For a distributed call processing deployment, each site has its own call processing agent. The design of each site varies with the call processing agent, the functionality required, and the fault tolerance required. For example, in a site with 500 phones, a Cisco Unified CallManager cluster containing two servers can provide one-to-one redundancy, with the backup server being used as a publisher and TFTP (Trivial File Transfer Protocol) server.

The requirement for IP-based applications also greatly affects the choice of call processing agent because only Cisco Unified CallManager provides the required support for many Cisco IP applications.

Table 2-1 lists recommended call processing agents.

Table 2-1 Recommended Call Processing Agents 

Call Processing Agent
Recommended Size
Comments

Cisco Unified CME

Up to 240 phones

For small remote sites.

Capacity depends on Cisco IOS platform; see platform-specific support documentation for more details.

Cisco Unified CallManager

50 to 30,000 phones

Small to large sites, depending on the size of the Cisco Unified CallManager cluster.

Supports centralized or distributed call processing.

Legacy PBX with VoIP gateway

Depends on PBX

Number of IP WAN calls and functionality depend on the PBX-to-VoIP gateway protocol and the gateway platform.


Design Considerations for Section 508 Conformance

Regardless of which deployment model you choose, you should consider designing your IP telephony network to make the telephony features more accessible to users with disabilities, in conformance with Section 255 of the Telecommunications Act and U.S. Section 508.

Observe the following basic design guidelines when configuring your IP telephony network to conform to Section 508:

Enable Quality of Service (QoS) on the network.

Configure only the G.711 codec for phones that will be connected to a terminal teletype (TTY) device or a Telephone Device for the Deaf (TDD). Although low bit-rate codecs such as G.729 are acceptable for audio transmissions, they do not work well for TTY/TDD devices if they have an error rate higher than one percent Total Character Error Rate (TCER).

Configure TTY/TDD devices for G.711 across the WAN, if necessary.

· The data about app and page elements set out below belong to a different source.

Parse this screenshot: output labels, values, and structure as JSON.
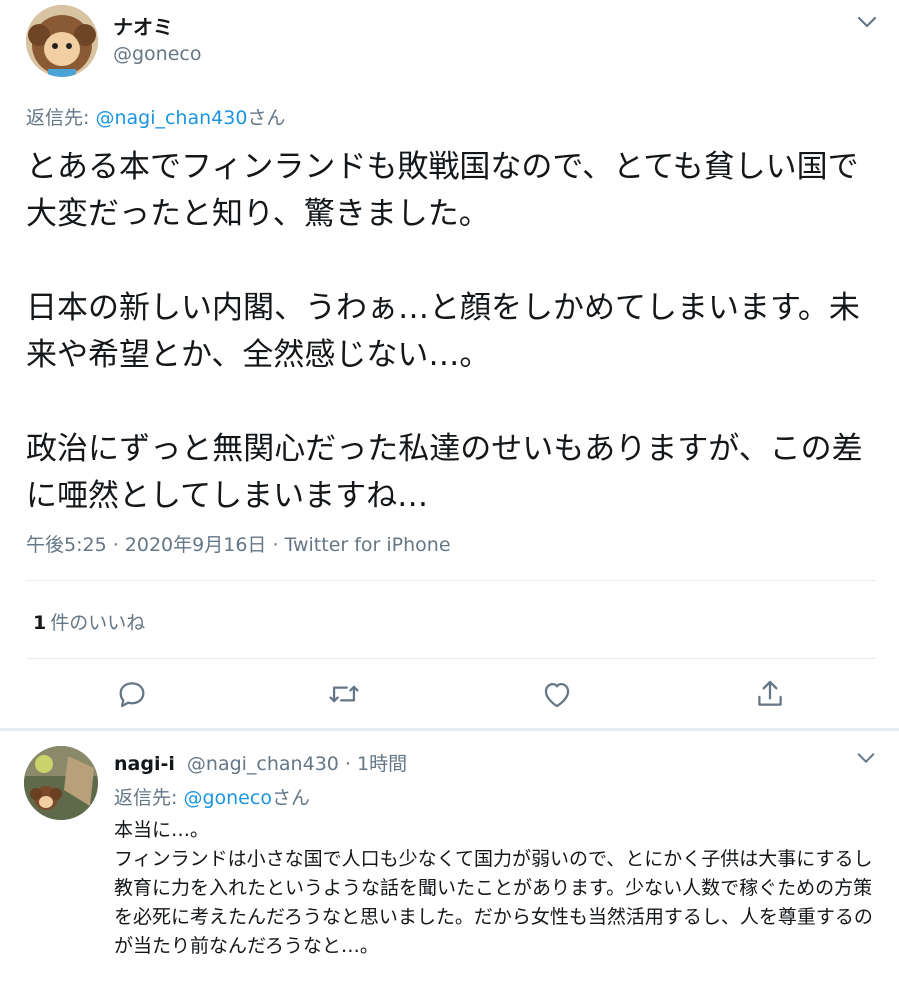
{
  "main_tweet": {
    "display_name": "ナオミ",
    "handle": "@goneco",
    "reply_to_prefix": "返信先: ",
    "reply_to_handle": "@nagi_chan430",
    "reply_to_suffix": "さん",
    "text": "とある本でフィンランドも敗戦国なので、とても貧しい国で大変だったと知り、驚きました。\n\n日本の新しい内閣、うわぁ…と顔をしかめてしまいます。未来や希望とか、全然感じない…。\n\n政治にずっと無関心だった私達のせいもありますが、この差に唖然としてしまいますね…",
    "timestamp": "午後5:25 · 2020年9月16日 · Twitter for iPhone",
    "like_count": "1",
    "like_label": "件のいいね",
    "actions": [
      "reply-icon",
      "retweet-icon",
      "like-icon",
      "share-icon"
    ]
  },
  "reply_tweet": {
    "display_name": "nagi-i",
    "handle": "@nagi_chan430",
    "separator": "·",
    "time": "1時間",
    "reply_to_prefix": "返信先: ",
    "reply_to_handle": "@goneco",
    "reply_to_suffix": "さん",
    "text": "本当に…。\nフィンランドは小さな国で人口も少なくて国力が弱いので、とにかく子供は大事にするし教育に力を入れたというような話を聞いたことがあります。少ない人数で稼ぐための方策を必死に考えたんだろうなと思いました。だから女性も当然活用するし、人を尊重するのが当たり前なんだろうなと…。"
  },
  "colors": {
    "text": "#14171a",
    "secondary": "#657786",
    "link": "#1b95e0",
    "divider": "#e6ecf0"
  }
}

Enable (turn ON) Echo Cancellation for optimal performance.

Voice Activity Detection (VAD) does not appear to have an effect on the quality of the TTY/TDD connection, so it may be disabled or enabled.

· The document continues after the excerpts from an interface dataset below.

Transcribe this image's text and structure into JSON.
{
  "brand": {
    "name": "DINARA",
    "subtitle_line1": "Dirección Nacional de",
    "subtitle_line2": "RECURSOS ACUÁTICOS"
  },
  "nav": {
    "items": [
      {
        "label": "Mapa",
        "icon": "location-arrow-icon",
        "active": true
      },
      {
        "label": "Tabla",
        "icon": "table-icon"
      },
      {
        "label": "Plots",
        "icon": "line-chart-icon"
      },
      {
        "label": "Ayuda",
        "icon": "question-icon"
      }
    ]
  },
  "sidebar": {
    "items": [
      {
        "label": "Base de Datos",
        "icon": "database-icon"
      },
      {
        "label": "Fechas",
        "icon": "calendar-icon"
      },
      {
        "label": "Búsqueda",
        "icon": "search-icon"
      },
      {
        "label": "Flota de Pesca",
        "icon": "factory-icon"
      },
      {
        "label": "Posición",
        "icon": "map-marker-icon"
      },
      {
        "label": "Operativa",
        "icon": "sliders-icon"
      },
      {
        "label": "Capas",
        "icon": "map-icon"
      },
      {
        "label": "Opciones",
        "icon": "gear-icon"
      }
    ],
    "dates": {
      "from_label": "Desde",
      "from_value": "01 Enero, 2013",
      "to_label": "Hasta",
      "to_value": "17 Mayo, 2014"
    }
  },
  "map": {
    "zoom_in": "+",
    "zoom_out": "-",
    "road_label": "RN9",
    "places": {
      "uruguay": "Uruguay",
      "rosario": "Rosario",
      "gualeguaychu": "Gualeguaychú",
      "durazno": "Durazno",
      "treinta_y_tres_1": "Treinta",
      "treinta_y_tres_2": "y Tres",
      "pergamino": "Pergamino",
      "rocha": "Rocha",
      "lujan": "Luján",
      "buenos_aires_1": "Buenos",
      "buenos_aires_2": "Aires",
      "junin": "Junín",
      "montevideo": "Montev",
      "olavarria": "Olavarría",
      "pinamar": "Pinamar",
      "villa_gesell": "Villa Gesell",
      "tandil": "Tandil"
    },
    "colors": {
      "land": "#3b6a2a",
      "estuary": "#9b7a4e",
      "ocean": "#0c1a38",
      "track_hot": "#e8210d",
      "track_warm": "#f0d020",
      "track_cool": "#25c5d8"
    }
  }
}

Connect the TTY/TDD to the IP telephony network in either of the following ways:

Direct connection (Recommended method)

Plug a TTY/TDD with an RJ-11 analog line option directly into a Cisco FXS port. Any FXS port will work, such as the one on the Cisco VG224, Cisco VG248, Catalyst 6000, Cisco ATA 188 module, or any other Cisco voice gateway with an FXS port. We recommend this method of connection.

Acoustic coupling

Place the IP phone handset into a coupling device on the TTY/TDD. Acoustic coupling is less reliable than an RJ-11 connection because the coupling device is generally more susceptible to transmission errors caused by ambient room noise and other factors.

If stutter dial tone is required, use an analog phone in conjunction with an FXS port on the Cisco VG224 or Cisco ATA 188.